■ DATA UNDER STUDY
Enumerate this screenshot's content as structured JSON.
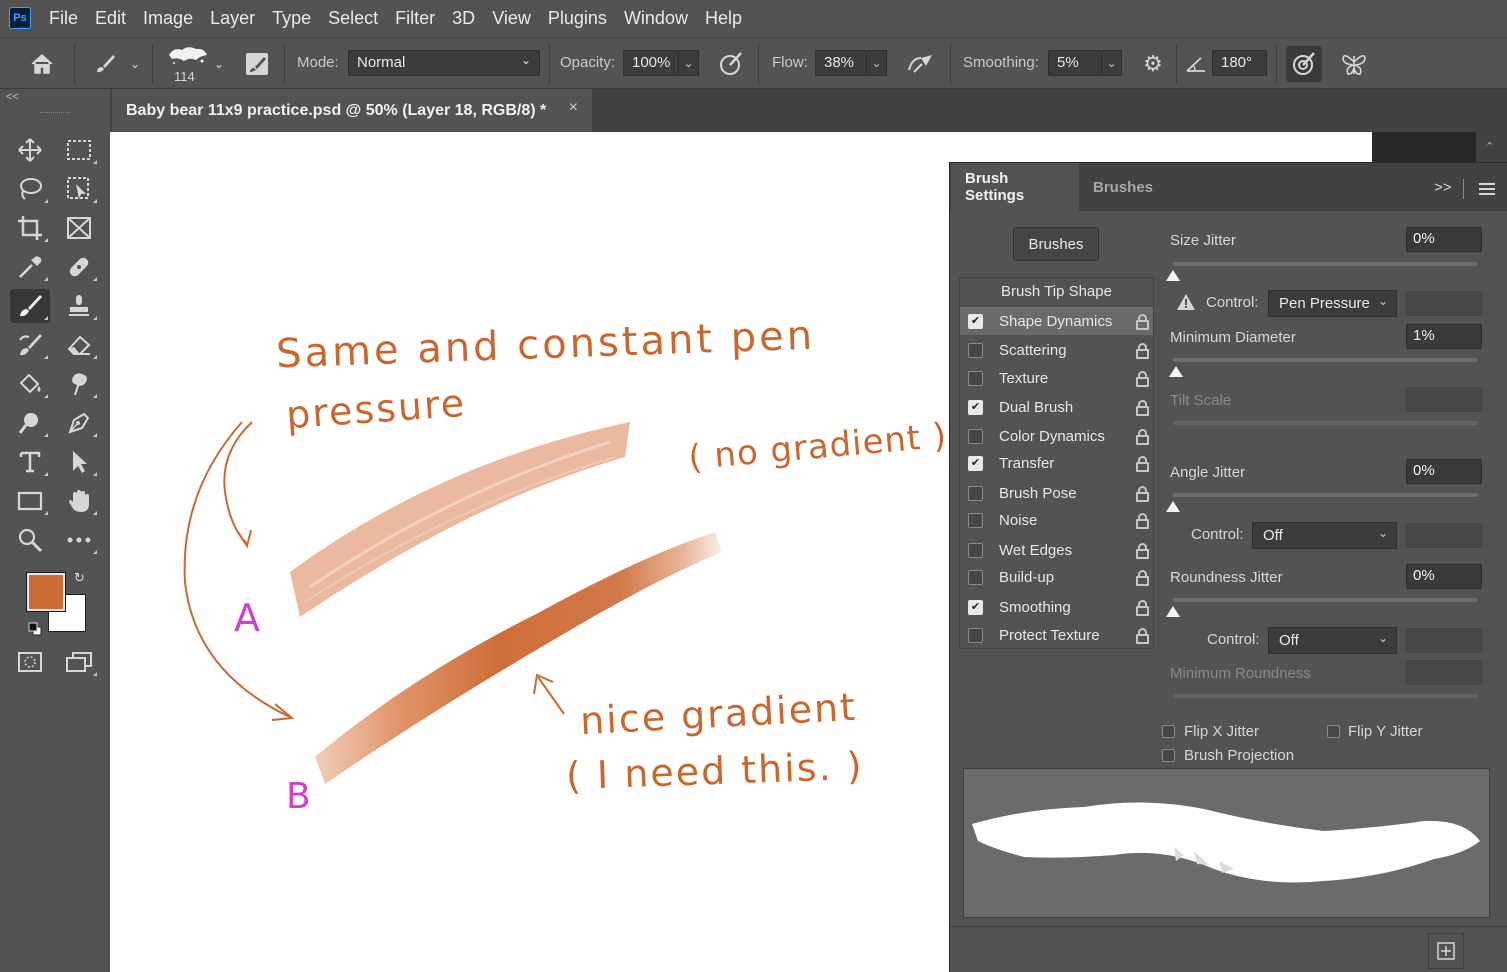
{
  "app": {
    "logo": "Ps"
  },
  "menu": [
    "File",
    "Edit",
    "Image",
    "Layer",
    "Type",
    "Select",
    "Filter",
    "3D",
    "View",
    "Plugins",
    "Window",
    "Help"
  ],
  "options": {
    "brush_size": "114",
    "mode_label": "Mode:",
    "mode_value": "Normal",
    "opacity_label": "Opacity:",
    "opacity_value": "100%",
    "flow_label": "Flow:",
    "flow_value": "38%",
    "smoothing_label": "Smoothing:",
    "smoothing_value": "5%",
    "angle_value": "180°"
  },
  "toolbar": {
    "collapse": "<<"
  },
  "document": {
    "tab_title": "Baby bear 11x9 practice.psd @ 50% (Layer 18, RGB/8) *",
    "close": "×"
  },
  "colors": {
    "foreground": "#cc6d35",
    "background": "#ffffff"
  },
  "canvas_notes": {
    "line1": "Same and constant pen",
    "line2": "pressure",
    "no_gradient": "( no gradient )",
    "label_a": "A",
    "label_b": "B",
    "nice": "nice gradient",
    "need": "( I need this. )"
  },
  "panel": {
    "tabs": [
      "Brush Settings",
      "Brushes"
    ],
    "expand": ">>",
    "brushes_button": "Brushes",
    "tip_shape": "Brush Tip Shape",
    "items": [
      {
        "label": "Shape Dynamics",
        "checked": true,
        "selected": true
      },
      {
        "label": "Scattering",
        "checked": false
      },
      {
        "label": "Texture",
        "checked": false
      },
      {
        "label": "Dual Brush",
        "checked": true
      },
      {
        "label": "Color Dynamics",
        "checked": false
      },
      {
        "label": "Transfer",
        "checked": true
      },
      {
        "label": "Brush Pose",
        "checked": false
      },
      {
        "label": "Noise",
        "checked": false
      },
      {
        "label": "Wet Edges",
        "checked": false
      },
      {
        "label": "Build-up",
        "checked": false
      },
      {
        "label": "Smoothing",
        "checked": true
      },
      {
        "label": "Protect Texture",
        "checked": false
      }
    ],
    "size_jitter_label": "Size Jitter",
    "size_jitter_value": "0%",
    "control_label": "Control:",
    "control1_value": "Pen Pressure",
    "min_diameter_label": "Minimum Diameter",
    "min_diameter_value": "1%",
    "tilt_scale_label": "Tilt Scale",
    "angle_jitter_label": "Angle Jitter",
    "angle_jitter_value": "0%",
    "control2_value": "Off",
    "roundness_jitter_label": "Roundness Jitter",
    "roundness_jitter_value": "0%",
    "control3_value": "Off",
    "min_roundness_label": "Minimum Roundness",
    "flip_x": "Flip X Jitter",
    "flip_y": "Flip Y Jitter",
    "brush_projection": "Brush Projection"
  }
}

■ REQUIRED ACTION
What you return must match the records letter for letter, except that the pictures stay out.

■ RESPONSE FOR THIS EXERCISE
Enumerate this screenshot's content as structured JSON.
{
  "app": {
    "logo": "Ps"
  },
  "menu": [
    "File",
    "Edit",
    "Image",
    "Layer",
    "Type",
    "Select",
    "Filter",
    "3D",
    "View",
    "Plugins",
    "Window",
    "Help"
  ],
  "options": {
    "brush_size": "114",
    "mode_label": "Mode:",
    "mode_value": "Normal",
    "opacity_label": "Opacity:",
    "opacity_value": "100%",
    "flow_label": "Flow:",
    "flow_value": "38%",
    "smoothing_label": "Smoothing:",
    "smoothing_value": "5%",
    "angle_value": "180°"
  },
  "toolbar": {
    "collapse": "<<"
  },
  "document": {
    "tab_title": "Baby bear 11x9 practice.psd @ 50% (Layer 18, RGB/8) *",
    "close": "×"
  },
  "colors": {
    "foreground": "#cc6d35",
    "background": "#ffffff"
  },
  "canvas_notes": {
    "line1": "Same and constant pen",
    "line2": "pressure",
    "no_gradient": "( no gradient )",
    "label_a": "A",
    "label_b": "B",
    "nice": "nice gradient",
    "need": "( I need this. )"
  },
  "panel": {
    "tabs": [
      "Brush Settings",
      "Brushes"
    ],
    "expand": ">>",
    "brushes_button": "Brushes",
    "tip_shape": "Brush Tip Shape",
    "items": [
      {
        "label": "Shape Dynamics",
        "checked": true,
        "selected": true
      },
      {
        "label": "Scattering",
        "checked": false
      },
      {
        "label": "Texture",
        "checked": false
      },
      {
        "label": "Dual Brush",
        "checked": true
      },
      {
        "label": "Color Dynamics",
        "checked": false
      },
      {
        "label": "Transfer",
        "checked": true
      },
      {
        "label": "Brush Pose",
        "checked": false
      },
      {
        "label": "Noise",
        "checked": false
      },
      {
        "label": "Wet Edges",
        "checked": false
      },
      {
        "label": "Build-up",
        "checked": false
      },
      {
        "label": "Smoothing",
        "checked": true
      },
      {
        "label": "Protect Texture",
        "checked": false
      }
    ],
    "size_jitter_label": "Size Jitter",
    "size_jitter_value": "0%",
    "control_label": "Control:",
    "control1_value": "Pen Pressure",
    "min_diameter_label": "Minimum Diameter",
    "min_diameter_value": "1%",
    "tilt_scale_label": "Tilt Scale",
    "angle_jitter_label": "Angle Jitter",
    "angle_jitter_value": "0%",
    "control2_value": "Off",
    "roundness_jitter_label": "Roundness Jitter",
    "roundness_jitter_value": "0%",
    "control3_value": "Off",
    "min_roundness_label": "Minimum Roundness",
    "flip_x": "Flip X Jitter",
    "flip_y": "Flip Y Jitter",
    "brush_projection": "Brush Projection"
  }
}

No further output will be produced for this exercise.